**Supplied data**.
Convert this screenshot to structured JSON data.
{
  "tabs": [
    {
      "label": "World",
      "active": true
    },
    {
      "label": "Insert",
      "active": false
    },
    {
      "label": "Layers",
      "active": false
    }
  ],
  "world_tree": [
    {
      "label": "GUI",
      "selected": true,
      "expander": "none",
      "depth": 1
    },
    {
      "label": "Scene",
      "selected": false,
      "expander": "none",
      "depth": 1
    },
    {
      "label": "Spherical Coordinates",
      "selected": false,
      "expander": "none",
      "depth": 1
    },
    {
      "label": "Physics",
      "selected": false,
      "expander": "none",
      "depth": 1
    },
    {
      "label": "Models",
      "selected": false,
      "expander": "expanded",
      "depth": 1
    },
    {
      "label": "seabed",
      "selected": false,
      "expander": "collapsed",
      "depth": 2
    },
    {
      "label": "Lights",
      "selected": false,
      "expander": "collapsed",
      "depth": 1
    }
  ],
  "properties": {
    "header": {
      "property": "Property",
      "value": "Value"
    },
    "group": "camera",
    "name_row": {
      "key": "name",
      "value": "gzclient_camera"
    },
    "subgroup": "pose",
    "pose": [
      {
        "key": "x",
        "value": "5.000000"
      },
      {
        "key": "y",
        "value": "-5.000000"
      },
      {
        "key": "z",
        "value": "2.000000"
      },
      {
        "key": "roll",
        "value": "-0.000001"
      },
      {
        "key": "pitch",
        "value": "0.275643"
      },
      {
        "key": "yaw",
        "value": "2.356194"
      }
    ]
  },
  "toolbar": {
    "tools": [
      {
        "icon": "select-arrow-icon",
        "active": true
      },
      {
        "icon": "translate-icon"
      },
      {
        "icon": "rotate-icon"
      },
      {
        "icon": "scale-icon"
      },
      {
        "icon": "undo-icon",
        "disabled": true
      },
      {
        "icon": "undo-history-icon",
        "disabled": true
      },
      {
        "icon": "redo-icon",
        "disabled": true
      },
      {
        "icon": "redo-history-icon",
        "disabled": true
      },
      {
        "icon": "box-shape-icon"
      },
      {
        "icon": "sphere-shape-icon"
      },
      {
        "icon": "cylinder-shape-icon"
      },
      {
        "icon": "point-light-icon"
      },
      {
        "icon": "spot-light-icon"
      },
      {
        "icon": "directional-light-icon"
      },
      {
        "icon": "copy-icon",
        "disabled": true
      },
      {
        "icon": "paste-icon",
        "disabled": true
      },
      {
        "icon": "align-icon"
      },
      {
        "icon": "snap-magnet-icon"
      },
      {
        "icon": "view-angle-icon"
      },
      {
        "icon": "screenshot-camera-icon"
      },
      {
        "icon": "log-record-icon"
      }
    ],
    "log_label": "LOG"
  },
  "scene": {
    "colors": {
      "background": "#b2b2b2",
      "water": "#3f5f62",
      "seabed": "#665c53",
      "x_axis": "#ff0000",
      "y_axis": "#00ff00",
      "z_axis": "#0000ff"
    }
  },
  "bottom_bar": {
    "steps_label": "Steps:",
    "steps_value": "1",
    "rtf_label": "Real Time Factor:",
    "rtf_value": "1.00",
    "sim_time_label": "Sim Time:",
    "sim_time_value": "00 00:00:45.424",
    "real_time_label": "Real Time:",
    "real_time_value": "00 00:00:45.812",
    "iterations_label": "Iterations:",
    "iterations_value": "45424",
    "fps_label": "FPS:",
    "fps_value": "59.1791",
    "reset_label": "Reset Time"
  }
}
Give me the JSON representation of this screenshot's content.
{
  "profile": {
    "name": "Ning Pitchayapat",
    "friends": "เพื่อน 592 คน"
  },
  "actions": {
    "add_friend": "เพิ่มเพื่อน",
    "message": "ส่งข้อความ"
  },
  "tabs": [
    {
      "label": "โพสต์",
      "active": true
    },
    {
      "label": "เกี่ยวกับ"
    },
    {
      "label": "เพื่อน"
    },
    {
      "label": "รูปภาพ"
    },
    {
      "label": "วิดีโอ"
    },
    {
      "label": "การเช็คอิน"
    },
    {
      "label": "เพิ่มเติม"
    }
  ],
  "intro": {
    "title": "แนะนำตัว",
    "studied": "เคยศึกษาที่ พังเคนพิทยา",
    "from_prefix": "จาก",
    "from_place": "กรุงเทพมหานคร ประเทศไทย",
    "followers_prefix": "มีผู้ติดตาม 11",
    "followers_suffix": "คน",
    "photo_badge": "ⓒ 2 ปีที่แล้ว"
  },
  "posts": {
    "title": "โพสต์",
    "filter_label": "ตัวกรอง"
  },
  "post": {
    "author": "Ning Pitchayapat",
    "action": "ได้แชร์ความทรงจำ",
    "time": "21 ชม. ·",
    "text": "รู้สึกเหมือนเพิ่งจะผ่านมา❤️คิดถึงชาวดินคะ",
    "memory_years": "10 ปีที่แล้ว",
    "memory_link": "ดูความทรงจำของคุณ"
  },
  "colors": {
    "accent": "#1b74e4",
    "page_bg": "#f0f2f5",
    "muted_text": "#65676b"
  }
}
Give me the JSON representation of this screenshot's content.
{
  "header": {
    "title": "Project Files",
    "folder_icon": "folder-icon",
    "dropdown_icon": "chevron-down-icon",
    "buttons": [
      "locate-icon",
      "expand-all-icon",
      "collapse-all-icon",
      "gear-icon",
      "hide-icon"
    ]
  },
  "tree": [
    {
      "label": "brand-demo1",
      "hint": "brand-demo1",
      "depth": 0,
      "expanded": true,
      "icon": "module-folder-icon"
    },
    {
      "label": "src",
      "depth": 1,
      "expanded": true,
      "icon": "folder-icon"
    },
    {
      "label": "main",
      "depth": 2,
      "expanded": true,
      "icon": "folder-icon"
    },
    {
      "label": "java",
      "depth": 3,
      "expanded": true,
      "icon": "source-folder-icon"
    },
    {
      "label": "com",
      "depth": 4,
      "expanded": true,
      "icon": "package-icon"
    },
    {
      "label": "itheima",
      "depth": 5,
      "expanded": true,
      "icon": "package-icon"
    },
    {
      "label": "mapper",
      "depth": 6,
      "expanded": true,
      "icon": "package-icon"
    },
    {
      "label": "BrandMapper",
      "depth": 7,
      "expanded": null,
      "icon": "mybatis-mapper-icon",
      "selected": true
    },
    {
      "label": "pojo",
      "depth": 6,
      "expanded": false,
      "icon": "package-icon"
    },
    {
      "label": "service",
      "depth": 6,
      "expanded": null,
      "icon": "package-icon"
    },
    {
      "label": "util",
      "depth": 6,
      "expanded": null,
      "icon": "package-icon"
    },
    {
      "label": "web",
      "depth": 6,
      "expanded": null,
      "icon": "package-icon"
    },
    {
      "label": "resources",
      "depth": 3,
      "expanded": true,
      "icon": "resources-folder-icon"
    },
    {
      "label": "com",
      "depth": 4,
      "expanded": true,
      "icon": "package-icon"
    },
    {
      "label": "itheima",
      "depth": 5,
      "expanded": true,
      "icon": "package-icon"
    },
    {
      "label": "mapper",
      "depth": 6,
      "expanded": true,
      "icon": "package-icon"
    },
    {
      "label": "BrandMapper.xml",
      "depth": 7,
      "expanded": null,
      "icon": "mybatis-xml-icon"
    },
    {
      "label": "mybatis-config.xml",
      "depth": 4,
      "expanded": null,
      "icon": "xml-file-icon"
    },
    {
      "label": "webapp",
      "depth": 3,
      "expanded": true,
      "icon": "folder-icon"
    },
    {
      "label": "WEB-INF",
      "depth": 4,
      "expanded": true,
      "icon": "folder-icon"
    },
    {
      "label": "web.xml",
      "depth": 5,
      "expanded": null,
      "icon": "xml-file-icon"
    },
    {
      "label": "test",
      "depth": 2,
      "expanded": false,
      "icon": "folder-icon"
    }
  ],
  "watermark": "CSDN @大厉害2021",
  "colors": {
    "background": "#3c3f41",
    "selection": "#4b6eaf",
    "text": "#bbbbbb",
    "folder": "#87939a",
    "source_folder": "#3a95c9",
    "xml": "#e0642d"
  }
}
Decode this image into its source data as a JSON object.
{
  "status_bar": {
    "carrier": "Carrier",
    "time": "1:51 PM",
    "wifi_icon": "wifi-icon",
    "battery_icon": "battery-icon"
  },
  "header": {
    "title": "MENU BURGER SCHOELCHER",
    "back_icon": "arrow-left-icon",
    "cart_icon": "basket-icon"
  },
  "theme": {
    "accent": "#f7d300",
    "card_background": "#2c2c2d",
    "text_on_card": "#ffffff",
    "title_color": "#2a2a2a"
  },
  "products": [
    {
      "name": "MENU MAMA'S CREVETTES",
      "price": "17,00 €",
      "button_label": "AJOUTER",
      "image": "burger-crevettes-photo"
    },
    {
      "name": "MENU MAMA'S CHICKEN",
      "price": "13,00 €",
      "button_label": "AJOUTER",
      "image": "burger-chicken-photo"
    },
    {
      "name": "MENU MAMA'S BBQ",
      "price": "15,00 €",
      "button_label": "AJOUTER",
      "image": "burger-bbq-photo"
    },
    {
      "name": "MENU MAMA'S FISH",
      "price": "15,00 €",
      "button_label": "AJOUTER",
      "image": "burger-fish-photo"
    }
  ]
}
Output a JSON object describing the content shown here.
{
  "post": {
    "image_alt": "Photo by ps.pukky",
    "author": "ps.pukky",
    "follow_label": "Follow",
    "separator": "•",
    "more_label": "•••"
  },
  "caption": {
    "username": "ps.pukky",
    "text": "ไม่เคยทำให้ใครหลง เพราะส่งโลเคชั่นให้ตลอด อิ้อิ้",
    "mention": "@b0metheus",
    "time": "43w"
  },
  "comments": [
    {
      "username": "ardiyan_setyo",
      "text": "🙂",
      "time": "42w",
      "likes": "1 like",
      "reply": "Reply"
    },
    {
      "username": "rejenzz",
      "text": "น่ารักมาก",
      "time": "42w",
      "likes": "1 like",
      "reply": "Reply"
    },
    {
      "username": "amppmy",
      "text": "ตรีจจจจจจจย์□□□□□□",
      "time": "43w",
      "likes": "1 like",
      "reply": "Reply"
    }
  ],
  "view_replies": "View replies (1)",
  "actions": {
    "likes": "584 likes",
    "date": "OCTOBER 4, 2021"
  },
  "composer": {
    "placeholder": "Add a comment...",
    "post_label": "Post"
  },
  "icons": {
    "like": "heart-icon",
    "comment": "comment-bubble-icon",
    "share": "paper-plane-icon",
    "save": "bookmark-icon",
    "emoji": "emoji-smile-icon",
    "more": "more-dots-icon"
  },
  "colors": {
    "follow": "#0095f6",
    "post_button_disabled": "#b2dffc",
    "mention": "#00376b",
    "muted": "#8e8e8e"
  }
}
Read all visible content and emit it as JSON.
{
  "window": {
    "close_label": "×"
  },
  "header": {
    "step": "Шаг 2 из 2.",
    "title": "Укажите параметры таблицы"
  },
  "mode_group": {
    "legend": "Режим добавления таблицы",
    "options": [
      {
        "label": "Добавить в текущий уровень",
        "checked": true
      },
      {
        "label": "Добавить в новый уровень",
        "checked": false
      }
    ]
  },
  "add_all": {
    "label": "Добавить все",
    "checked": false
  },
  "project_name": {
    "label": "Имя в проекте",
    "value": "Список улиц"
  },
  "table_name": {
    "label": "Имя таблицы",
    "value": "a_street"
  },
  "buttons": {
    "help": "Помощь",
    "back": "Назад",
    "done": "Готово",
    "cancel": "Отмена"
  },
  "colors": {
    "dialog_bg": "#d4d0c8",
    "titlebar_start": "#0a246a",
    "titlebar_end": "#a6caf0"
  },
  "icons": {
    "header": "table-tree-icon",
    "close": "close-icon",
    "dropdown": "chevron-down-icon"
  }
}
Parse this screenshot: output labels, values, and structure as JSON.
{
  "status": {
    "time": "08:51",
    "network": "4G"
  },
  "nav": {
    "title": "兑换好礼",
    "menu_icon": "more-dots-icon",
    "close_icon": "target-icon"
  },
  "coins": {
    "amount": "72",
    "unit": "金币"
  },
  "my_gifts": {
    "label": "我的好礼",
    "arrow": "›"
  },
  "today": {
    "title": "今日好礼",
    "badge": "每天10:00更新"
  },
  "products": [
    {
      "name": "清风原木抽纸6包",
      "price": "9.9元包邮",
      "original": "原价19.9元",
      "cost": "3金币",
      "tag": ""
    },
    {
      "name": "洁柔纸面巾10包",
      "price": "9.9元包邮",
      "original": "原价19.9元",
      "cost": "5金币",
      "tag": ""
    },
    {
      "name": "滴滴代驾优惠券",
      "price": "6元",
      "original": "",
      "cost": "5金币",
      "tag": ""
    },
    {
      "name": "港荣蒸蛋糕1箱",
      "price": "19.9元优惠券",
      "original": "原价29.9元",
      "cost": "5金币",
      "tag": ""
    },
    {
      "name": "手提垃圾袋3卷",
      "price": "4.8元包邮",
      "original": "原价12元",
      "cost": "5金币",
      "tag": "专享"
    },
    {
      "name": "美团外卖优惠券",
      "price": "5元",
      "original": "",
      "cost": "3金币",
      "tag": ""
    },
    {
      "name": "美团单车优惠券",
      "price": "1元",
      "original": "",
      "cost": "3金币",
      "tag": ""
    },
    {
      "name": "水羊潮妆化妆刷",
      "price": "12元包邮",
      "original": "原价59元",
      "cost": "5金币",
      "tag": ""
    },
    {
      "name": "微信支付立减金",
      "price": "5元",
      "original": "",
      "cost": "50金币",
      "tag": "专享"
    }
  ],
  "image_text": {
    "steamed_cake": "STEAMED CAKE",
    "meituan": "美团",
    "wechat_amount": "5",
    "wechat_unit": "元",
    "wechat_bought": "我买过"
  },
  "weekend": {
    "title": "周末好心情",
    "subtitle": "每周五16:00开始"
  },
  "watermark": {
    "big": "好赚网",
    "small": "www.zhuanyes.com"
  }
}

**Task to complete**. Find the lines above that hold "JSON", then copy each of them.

**Response to the task**.
Convert this screenshot to structured JSON data.
Give me the JSON representation of this screenshot's content.
Give me the JSON representation of this screenshot's content.
Decode this image into its source data as a JSON object.
Output a JSON object describing the content shown here.
Read all visible content and emit it as JSON.
Parse this screenshot: output labels, values, and structure as JSON.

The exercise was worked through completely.